__Problem__.
Which of the lines below hold "icon"? Please return each one.

(Data about app and page elements)

——

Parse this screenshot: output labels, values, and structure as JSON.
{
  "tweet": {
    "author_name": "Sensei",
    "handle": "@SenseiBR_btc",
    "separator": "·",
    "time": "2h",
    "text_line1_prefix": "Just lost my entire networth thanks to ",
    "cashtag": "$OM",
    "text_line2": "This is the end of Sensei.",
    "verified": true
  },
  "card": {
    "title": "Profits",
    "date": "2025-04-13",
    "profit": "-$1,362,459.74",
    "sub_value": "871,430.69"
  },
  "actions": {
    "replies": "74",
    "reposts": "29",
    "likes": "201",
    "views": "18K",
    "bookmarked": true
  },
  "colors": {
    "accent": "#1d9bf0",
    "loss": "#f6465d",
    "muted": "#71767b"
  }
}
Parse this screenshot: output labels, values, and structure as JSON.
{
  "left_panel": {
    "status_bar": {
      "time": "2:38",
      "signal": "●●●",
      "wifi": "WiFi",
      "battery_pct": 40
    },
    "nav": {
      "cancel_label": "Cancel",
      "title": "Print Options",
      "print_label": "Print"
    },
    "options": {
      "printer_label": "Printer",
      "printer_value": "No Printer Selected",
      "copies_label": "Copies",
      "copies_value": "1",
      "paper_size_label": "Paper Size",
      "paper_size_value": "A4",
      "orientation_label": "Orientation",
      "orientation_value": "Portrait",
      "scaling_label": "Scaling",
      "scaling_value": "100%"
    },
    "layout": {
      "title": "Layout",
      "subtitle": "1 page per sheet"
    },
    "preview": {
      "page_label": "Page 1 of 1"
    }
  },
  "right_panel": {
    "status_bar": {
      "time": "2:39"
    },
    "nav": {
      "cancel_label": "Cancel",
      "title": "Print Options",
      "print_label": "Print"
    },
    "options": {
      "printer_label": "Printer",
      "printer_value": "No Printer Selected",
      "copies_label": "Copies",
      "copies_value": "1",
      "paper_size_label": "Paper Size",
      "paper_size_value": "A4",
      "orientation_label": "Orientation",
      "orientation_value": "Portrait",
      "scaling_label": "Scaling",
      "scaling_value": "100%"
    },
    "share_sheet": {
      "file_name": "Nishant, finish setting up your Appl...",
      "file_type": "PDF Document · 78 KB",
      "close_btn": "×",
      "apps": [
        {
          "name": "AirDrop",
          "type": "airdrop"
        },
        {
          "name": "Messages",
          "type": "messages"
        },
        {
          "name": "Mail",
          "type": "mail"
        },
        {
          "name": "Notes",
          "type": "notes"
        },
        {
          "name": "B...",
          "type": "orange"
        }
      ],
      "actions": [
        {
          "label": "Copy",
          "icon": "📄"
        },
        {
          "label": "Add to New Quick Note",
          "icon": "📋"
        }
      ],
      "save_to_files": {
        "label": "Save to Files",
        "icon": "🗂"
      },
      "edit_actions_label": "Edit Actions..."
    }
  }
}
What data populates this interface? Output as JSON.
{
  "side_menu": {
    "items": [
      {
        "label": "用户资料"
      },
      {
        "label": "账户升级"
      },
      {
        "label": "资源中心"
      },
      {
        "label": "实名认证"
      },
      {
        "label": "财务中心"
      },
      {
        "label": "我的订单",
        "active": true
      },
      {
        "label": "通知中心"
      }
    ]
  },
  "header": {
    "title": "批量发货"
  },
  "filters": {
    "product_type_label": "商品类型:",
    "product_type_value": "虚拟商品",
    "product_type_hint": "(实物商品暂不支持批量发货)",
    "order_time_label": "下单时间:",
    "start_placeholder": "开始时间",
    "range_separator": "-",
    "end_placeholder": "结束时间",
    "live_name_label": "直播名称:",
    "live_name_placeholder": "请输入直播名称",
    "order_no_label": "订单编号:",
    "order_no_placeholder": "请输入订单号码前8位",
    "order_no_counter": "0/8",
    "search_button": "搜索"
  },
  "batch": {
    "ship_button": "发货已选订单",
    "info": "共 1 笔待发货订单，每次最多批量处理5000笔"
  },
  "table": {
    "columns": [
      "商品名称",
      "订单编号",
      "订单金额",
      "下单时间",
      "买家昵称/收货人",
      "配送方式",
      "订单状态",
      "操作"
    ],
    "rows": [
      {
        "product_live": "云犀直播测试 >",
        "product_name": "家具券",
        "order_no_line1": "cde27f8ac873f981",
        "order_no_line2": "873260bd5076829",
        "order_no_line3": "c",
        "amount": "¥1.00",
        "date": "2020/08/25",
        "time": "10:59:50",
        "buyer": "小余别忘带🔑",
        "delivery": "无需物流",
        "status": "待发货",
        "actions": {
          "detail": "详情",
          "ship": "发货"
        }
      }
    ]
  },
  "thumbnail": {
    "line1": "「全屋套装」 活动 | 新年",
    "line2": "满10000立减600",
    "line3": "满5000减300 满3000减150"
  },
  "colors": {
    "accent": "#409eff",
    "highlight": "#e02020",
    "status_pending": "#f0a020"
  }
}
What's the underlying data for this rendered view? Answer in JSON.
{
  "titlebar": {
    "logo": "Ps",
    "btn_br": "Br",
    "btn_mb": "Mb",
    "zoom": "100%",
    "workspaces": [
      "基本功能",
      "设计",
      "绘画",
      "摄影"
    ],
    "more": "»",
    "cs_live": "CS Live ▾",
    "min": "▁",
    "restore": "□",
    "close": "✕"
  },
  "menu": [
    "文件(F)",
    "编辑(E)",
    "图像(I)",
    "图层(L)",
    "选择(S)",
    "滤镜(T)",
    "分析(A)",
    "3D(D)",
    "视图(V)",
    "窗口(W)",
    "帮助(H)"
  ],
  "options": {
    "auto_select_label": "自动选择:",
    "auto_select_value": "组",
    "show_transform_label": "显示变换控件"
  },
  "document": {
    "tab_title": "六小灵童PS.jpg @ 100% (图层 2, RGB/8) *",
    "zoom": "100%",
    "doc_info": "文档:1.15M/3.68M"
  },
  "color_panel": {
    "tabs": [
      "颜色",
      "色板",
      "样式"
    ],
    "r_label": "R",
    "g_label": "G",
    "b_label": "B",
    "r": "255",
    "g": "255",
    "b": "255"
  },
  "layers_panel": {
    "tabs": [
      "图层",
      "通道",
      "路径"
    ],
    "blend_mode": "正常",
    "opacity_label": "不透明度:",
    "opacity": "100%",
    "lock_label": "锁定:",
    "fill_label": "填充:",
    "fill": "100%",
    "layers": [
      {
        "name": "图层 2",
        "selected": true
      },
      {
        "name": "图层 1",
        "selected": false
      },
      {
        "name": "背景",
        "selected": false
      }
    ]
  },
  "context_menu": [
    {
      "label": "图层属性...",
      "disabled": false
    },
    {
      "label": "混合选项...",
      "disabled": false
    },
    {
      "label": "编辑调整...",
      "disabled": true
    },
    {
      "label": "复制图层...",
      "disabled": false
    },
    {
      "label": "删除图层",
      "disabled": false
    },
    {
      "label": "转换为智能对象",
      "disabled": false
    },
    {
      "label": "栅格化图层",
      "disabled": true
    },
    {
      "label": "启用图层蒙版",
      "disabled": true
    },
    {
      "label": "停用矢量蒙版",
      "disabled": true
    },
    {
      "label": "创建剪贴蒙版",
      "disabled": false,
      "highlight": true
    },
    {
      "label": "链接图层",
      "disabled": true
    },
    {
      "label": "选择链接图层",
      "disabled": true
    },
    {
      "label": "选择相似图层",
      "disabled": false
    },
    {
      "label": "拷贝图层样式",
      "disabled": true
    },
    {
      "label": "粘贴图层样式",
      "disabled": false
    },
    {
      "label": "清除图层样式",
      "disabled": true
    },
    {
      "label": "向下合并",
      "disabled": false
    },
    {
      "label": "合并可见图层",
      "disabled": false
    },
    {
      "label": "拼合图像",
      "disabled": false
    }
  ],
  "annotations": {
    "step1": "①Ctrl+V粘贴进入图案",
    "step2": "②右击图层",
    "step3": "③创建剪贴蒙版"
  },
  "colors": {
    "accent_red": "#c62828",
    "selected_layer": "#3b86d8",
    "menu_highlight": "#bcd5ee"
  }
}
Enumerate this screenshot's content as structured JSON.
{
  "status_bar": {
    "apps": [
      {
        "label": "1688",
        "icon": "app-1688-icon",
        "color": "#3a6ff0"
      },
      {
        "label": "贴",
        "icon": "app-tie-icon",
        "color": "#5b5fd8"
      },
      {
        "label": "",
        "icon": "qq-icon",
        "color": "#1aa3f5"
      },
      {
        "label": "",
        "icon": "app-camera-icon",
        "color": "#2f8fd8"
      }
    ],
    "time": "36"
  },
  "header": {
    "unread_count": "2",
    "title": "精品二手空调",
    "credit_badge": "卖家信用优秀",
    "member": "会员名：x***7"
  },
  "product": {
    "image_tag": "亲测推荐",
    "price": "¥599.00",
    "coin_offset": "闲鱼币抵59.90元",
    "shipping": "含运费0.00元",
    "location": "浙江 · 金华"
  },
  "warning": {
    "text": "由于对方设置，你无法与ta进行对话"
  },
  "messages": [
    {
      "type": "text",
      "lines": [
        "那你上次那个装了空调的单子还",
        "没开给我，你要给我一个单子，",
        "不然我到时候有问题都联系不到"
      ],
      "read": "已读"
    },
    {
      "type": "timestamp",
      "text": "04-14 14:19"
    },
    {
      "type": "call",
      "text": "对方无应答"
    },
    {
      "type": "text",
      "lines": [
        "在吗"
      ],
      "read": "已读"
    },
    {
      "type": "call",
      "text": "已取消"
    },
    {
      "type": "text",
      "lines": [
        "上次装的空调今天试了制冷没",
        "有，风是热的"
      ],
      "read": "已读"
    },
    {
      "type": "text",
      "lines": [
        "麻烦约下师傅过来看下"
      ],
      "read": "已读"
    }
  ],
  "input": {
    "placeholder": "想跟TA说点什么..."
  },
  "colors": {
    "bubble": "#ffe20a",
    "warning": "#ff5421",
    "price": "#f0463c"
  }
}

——

__Reply to the exercise__.
          "icon": "📄"
          "icon": "📋"
        "icon": "🗂"
        "icon": "app-1688-icon",
        "icon": "app-tie-icon",
        "icon": "qq-icon",
        "icon": "app-camera-icon",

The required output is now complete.